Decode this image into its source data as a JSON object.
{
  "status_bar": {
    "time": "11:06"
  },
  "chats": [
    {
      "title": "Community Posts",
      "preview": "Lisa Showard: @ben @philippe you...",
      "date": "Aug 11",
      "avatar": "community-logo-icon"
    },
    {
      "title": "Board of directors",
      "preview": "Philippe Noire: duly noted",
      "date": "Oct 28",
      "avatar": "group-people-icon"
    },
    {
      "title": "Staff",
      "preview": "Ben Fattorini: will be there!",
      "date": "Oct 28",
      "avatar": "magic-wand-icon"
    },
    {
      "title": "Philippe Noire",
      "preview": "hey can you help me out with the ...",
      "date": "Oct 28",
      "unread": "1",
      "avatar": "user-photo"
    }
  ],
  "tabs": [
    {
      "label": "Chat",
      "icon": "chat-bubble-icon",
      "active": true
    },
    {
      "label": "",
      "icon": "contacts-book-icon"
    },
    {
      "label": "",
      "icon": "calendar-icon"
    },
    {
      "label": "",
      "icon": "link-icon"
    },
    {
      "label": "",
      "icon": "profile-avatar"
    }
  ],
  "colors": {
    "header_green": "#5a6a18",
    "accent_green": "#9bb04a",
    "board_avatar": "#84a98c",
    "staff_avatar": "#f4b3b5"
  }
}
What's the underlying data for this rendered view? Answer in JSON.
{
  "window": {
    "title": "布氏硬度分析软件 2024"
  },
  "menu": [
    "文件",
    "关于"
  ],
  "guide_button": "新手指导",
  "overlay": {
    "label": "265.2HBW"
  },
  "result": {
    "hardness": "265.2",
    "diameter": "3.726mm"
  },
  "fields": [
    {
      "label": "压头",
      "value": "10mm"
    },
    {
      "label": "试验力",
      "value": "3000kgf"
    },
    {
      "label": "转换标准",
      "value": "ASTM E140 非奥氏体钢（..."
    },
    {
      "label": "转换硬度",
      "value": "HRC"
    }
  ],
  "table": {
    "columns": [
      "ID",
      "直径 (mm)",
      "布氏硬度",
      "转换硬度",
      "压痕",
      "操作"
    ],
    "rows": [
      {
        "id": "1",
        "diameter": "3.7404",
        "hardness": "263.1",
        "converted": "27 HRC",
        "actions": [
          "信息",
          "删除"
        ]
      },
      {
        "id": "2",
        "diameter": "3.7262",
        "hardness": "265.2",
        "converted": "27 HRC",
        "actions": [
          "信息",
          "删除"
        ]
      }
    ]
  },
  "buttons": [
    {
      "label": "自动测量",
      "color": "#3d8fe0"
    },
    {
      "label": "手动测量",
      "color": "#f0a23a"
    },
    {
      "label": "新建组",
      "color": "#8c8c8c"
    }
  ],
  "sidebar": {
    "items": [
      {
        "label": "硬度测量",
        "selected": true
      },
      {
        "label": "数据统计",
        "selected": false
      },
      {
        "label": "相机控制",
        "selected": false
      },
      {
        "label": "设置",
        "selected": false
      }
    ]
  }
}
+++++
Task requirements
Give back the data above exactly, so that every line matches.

Written reply
Decode this image into its source data as a JSON object.
{
  "status_bar": {
    "time": "11:06"
  },
  "chats": [
    {
      "title": "Community Posts",
      "preview": "Lisa Showard: @ben @philippe you...",
      "date": "Aug 11",
      "avatar": "community-logo-icon"
    },
    {
      "title": "Board of directors",
      "preview": "Philippe Noire: duly noted",
      "date": "Oct 28",
      "avatar": "group-people-icon"
    },
    {
      "title": "Staff",
      "preview": "Ben Fattorini: will be there!",
      "date": "Oct 28",
      "avatar": "magic-wand-icon"
    },
    {
      "title": "Philippe Noire",
      "preview": "hey can you help me out with the ...",
      "date": "Oct 28",
      "unread": "1",
      "avatar": "user-photo"
    }
  ],
  "tabs": [
    {
      "label": "Chat",
      "icon": "chat-bubble-icon",
      "active": true
    },
    {
      "label": "",
      "icon": "contacts-book-icon"
    },
    {
      "label": "",
      "icon": "calendar-icon"
    },
    {
      "label": "",
      "icon": "link-icon"
    },
    {
      "label": "",
      "icon": "profile-avatar"
    }
  ],
  "colors": {
    "header_green": "#5a6a18",
    "accent_green": "#9bb04a",
    "board_avatar": "#84a98c",
    "staff_avatar": "#f4b3b5"
  }
}
What's the underlying data for this rendered view? Answer in JSON.
{
  "window": {
    "title": "布氏硬度分析软件 2024"
  },
  "menu": [
    "文件",
    "关于"
  ],
  "guide_button": "新手指导",
  "overlay": {
    "label": "265.2HBW"
  },
  "result": {
    "hardness": "265.2",
    "diameter": "3.726mm"
  },
  "fields": [
    {
      "label": "压头",
      "value": "10mm"
    },
    {
      "label": "试验力",
      "value": "3000kgf"
    },
    {
      "label": "转换标准",
      "value": "ASTM E140 非奥氏体钢（..."
    },
    {
      "label": "转换硬度",
      "value": "HRC"
    }
  ],
  "table": {
    "columns": [
      "ID",
      "直径 (mm)",
      "布氏硬度",
      "转换硬度",
      "压痕",
      "操作"
    ],
    "rows": [
      {
        "id": "1",
        "diameter": "3.7404",
        "hardness": "263.1",
        "converted": "27 HRC",
        "actions": [
          "信息",
          "删除"
        ]
      },
      {
        "id": "2",
        "diameter": "3.7262",
        "hardness": "265.2",
        "converted": "27 HRC",
        "actions": [
          "信息",
          "删除"
        ]
      }
    ]
  },
  "buttons": [
    {
      "label": "自动测量",
      "color": "#3d8fe0"
    },
    {
      "label": "手动测量",
      "color": "#f0a23a"
    },
    {
      "label": "新建组",
      "color": "#8c8c8c"
    }
  ],
  "sidebar": {
    "items": [
      {
        "label": "硬度测量",
        "selected": true
      },
      {
        "label": "数据统计",
        "selected": false
      },
      {
        "label": "相机控制",
        "selected": false
      },
      {
        "label": "设置",
        "selected": false
      }
    ]
  }
}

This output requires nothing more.